■ **Exercise goal**: Copy out all of the data that follows, exactly as it appears.

[Excerpts from an interface dataset]

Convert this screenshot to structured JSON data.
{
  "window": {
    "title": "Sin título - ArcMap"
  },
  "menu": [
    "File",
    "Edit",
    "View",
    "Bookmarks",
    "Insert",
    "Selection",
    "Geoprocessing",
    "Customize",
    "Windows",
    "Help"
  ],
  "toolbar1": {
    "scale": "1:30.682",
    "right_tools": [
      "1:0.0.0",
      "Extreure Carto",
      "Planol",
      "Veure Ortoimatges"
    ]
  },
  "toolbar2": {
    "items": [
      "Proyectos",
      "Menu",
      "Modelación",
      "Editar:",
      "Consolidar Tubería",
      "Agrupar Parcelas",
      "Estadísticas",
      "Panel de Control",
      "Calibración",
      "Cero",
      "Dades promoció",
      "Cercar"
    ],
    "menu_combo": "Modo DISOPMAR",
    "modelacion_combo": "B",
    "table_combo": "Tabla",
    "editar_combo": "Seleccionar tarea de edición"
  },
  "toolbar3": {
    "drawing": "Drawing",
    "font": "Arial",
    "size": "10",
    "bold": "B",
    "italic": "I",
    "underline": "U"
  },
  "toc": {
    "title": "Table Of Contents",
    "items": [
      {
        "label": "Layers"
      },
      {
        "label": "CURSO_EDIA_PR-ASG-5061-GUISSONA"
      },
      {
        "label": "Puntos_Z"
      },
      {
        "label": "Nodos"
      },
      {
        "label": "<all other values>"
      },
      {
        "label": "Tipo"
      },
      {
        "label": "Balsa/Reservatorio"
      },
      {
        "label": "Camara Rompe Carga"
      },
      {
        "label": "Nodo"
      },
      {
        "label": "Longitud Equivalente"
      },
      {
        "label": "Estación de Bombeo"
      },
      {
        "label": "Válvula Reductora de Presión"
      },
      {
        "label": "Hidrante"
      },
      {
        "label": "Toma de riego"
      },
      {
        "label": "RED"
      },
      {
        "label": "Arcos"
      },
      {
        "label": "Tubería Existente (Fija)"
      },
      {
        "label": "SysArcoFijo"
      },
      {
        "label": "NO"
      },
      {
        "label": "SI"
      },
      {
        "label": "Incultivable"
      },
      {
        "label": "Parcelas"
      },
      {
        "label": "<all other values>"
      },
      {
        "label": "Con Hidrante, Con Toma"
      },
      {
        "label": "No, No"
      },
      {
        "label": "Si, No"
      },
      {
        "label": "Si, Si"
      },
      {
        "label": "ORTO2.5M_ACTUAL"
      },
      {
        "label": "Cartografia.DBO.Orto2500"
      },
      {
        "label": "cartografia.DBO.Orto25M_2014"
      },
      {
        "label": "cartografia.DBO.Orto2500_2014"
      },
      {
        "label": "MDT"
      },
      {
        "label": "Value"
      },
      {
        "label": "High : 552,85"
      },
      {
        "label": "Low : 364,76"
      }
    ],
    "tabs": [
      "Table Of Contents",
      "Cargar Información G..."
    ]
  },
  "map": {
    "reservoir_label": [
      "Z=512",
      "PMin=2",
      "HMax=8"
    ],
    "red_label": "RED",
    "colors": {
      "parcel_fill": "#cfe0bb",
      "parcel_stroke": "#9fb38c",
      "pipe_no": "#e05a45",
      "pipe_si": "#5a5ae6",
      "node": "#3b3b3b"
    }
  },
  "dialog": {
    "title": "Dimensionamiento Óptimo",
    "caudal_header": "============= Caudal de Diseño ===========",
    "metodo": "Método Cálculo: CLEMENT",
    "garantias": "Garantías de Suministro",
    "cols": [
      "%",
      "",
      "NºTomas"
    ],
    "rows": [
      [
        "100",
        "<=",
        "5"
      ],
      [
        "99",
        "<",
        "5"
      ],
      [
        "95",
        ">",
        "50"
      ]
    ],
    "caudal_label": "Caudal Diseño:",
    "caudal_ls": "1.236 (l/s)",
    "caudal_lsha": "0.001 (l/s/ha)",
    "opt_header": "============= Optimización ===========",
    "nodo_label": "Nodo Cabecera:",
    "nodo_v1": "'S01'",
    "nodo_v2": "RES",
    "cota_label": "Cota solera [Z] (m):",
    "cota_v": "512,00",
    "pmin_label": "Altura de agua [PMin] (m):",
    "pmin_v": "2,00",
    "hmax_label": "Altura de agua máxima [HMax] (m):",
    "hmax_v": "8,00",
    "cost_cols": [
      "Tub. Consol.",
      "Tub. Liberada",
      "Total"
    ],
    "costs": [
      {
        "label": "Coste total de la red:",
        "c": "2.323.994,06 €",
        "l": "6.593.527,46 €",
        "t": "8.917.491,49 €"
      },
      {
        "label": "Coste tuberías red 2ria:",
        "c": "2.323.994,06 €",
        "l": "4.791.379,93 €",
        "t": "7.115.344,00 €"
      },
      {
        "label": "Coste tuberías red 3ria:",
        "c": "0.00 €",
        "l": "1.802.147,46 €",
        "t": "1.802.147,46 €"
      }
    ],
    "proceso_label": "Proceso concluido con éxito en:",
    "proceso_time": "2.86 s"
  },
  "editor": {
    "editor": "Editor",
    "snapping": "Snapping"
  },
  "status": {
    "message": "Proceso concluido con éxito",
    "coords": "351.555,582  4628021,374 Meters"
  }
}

■ **Task answer**:
Convert this screenshot to structured JSON data.
{
  "window": {
    "title": "Sin título - ArcMap"
  },
  "menu": [
    "File",
    "Edit",
    "View",
    "Bookmarks",
    "Insert",
    "Selection",
    "Geoprocessing",
    "Customize",
    "Windows",
    "Help"
  ],
  "toolbar1": {
    "scale": "1:30.682",
    "right_tools": [
      "1:0.0.0",
      "Extreure Carto",
      "Planol",
      "Veure Ortoimatges"
    ]
  },
  "toolbar2": {
    "items": [
      "Proyectos",
      "Menu",
      "Modelación",
      "Editar:",
      "Consolidar Tubería",
      "Agrupar Parcelas",
      "Estadísticas",
      "Panel de Control",
      "Calibración",
      "Cero",
      "Dades promoció",
      "Cercar"
    ],
    "menu_combo": "Modo DISOPMAR",
    "modelacion_combo": "B",
    "table_combo": "Tabla",
    "editar_combo": "Seleccionar tarea de edición"
  },
  "toolbar3": {
    "drawing": "Drawing",
    "font": "Arial",
    "size": "10",
    "bold": "B",
    "italic": "I",
    "underline": "U"
  },
  "toc": {
    "title": "Table Of Contents",
    "items": [
      {
        "label": "Layers"
      },
      {
        "label": "CURSO_EDIA_PR-ASG-5061-GUISSONA"
      },
      {
        "label": "Puntos_Z"
      },
      {
        "label": "Nodos"
      },
      {
        "label": "<all other values>"
      },
      {
        "label": "Tipo"
      },
      {
        "label": "Balsa/Reservatorio"
      },
      {
        "label": "Camara Rompe Carga"
      },
      {
        "label": "Nodo"
      },
      {
        "label": "Longitud Equivalente"
      },
      {
        "label": "Estación de Bombeo"
      },
      {
        "label": "Válvula Reductora de Presión"
      },
      {
        "label": "Hidrante"
      },
      {
        "label": "Toma de riego"
      },
      {
        "label": "RED"
      },
      {
        "label": "Arcos"
      },
      {
        "label": "Tubería Existente (Fija)"
      },
      {
        "label": "SysArcoFijo"
      },
      {
        "label": "NO"
      },
      {
        "label": "SI"
      },
      {
        "label": "Incultivable"
      },
      {
        "label": "Parcelas"
      },
      {
        "label": "<all other values>"
      },
      {
        "label": "Con Hidrante, Con Toma"
      },
      {
        "label": "No, No"
      },
      {
        "label": "Si, No"
      },
      {
        "label": "Si, Si"
      },
      {
        "label": "ORTO2.5M_ACTUAL"
      },
      {
        "label": "Cartografia.DBO.Orto2500"
      },
      {
        "label": "cartografia.DBO.Orto25M_2014"
      },
      {
        "label": "cartografia.DBO.Orto2500_2014"
      },
      {
        "label": "MDT"
      },
      {
        "label": "Value"
      },
      {
        "label": "High : 552,85"
      },
      {
        "label": "Low : 364,76"
      }
    ],
    "tabs": [
      "Table Of Contents",
      "Cargar Información G..."
    ]
  },
  "map": {
    "reservoir_label": [
      "Z=512",
      "PMin=2",
      "HMax=8"
    ],
    "red_label": "RED",
    "colors": {
      "parcel_fill": "#cfe0bb",
      "parcel_stroke": "#9fb38c",
      "pipe_no": "#e05a45",
      "pipe_si": "#5a5ae6",
      "node": "#3b3b3b"
    }
  },
  "dialog": {
    "title": "Dimensionamiento Óptimo",
    "caudal_header": "============= Caudal de Diseño ===========",
    "metodo": "Método Cálculo: CLEMENT",
    "garantias": "Garantías de Suministro",
    "cols": [
      "%",
      "",
      "NºTomas"
    ],
    "rows": [
      [
        "100",
        "<=",
        "5"
      ],
      [
        "99",
        "<",
        "5"
      ],
      [
        "95",
        ">",
        "50"
      ]
    ],
    "caudal_label": "Caudal Diseño:",
    "caudal_ls": "1.236 (l/s)",
    "caudal_lsha": "0.001 (l/s/ha)",
    "opt_header": "============= Optimización ===========",
    "nodo_label": "Nodo Cabecera:",
    "nodo_v1": "'S01'",
    "nodo_v2": "RES",
    "cota_label": "Cota solera [Z] (m):",
    "cota_v": "512,00",
    "pmin_label": "Altura de agua [PMin] (m):",
    "pmin_v": "2,00",
    "hmax_label": "Altura de agua máxima [HMax] (m):",
    "hmax_v": "8,00",
    "cost_cols": [
      "Tub. Consol.",
      "Tub. Liberada",
      "Total"
    ],
    "costs": [
      {
        "label": "Coste total de la red:",
        "c": "2.323.994,06 €",
        "l": "6.593.527,46 €",
        "t": "8.917.491,49 €"
      },
      {
        "label": "Coste tuberías red 2ria:",
        "c": "2.323.994,06 €",
        "l": "4.791.379,93 €",
        "t": "7.115.344,00 €"
      },
      {
        "label": "Coste tuberías red 3ria:",
        "c": "0.00 €",
        "l": "1.802.147,46 €",
        "t": "1.802.147,46 €"
      }
    ],
    "proceso_label": "Proceso concluido con éxito en:",
    "proceso_time": "2.86 s"
  },
  "editor": {
    "editor": "Editor",
    "snapping": "Snapping"
  },
  "status": {
    "message": "Proceso concluido con éxito",
    "coords": "351.555,582  4628021,374 Meters"
  }
}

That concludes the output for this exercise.